Residents said they appreciated everything from reading to riding bikes to watching the views on the oceanfront boardwalk, and others expressed hope that new shops and restaurants will line the new structure.
Some residents are more concerned about related safety issues as top priorities, rather than the rebuilding of the walkway. Among them was Ray Ellmer, a lifeguard and former Long Beach zoning board trustee, who told News 12: “We’re talking about a new boardwalk. That’s not important. What’s important is a seawall and a dune to protect life and property from natural disasters such as hurricanes.”
Amy Engel, executive director of Sustainable Long Island, a non-profit environmental organization that is helping the city to facilitate the focus groups, said during her opening remarks at last Wednesday’s meeting that the city is moving quickly on the project because the boardwalk is “an economic driver … It’s so critical to everybody.”
For this reason, some city officials have said the goal is to reconstruct a new boardwalk by the start of the summer season. Moreover, the cost to rebuild the structure is estimated at $25 million, and the city is seeking assistance from different governmental outlets to pay a significant portion of the bill, including as much as 90 percent through the Federal Emergency Management Agency.
City officials and Engel have both said that they are gathering community input on the boardwalk and will consider residents' suggestions and insights when a construction firm is hired to rebuild it.
But resident Rob Catell fears the community’s input may fall on deaf ears: “These meetings are nice, but personally I’m concerned it might be more window dressing that actual input as far as what the ultimate decision will be,” Catell told News 12.
Monday’s group meeting will invite residents who live between Nevada Boulevard and the west side of Grand Boulevard, and Wednesday’s meeting will include people living between Maple Boulevard and the eastside of Long Beach Boulevard.
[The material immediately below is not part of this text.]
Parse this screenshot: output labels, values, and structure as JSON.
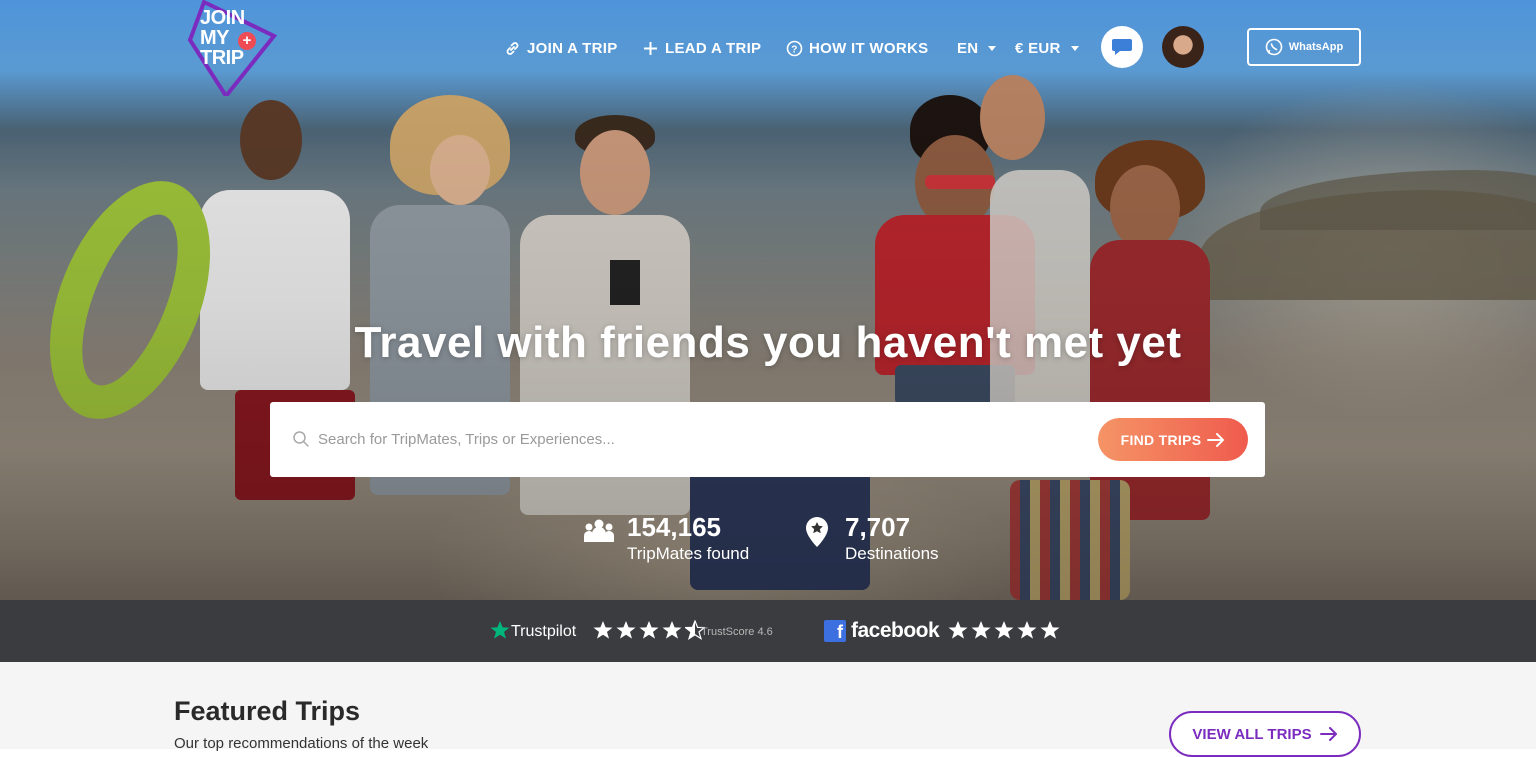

The city is also gathering input from a newly created website, LongBeachListens.com, where residents and business owners can fill out surveys on the boardwalk.
City Council President Scott Mandel said the city will take the input from the focus group meetings and online surveys and share their findings at a citywide meeting at City Hall, from 6 to 8 p.m., Feb. 20.
“It’s really going to be an informational type of meeting,” Mandel told LongBeachNY.TV. “It’s going to be an event to let everybody hear the findings and to see what we’ve culled from all the different endeavors to get people’s input.”
He said the city will know more about the timeline of reconstruction once the work to demolish the boardwalk is complete and the integrity and safety of the concrete stanchions are assessed, after which the city can gauge the type of materials that can be used for the new boardwalk.
“It’s really going to depend on what we’re left with and what the finances will provide for,” Mandel said.
The Monday and Wednesday group meetings are from 6 to 8 p.m. at the Magnolia Community Center, at 650 Magnolia Blvd. in Long Beach.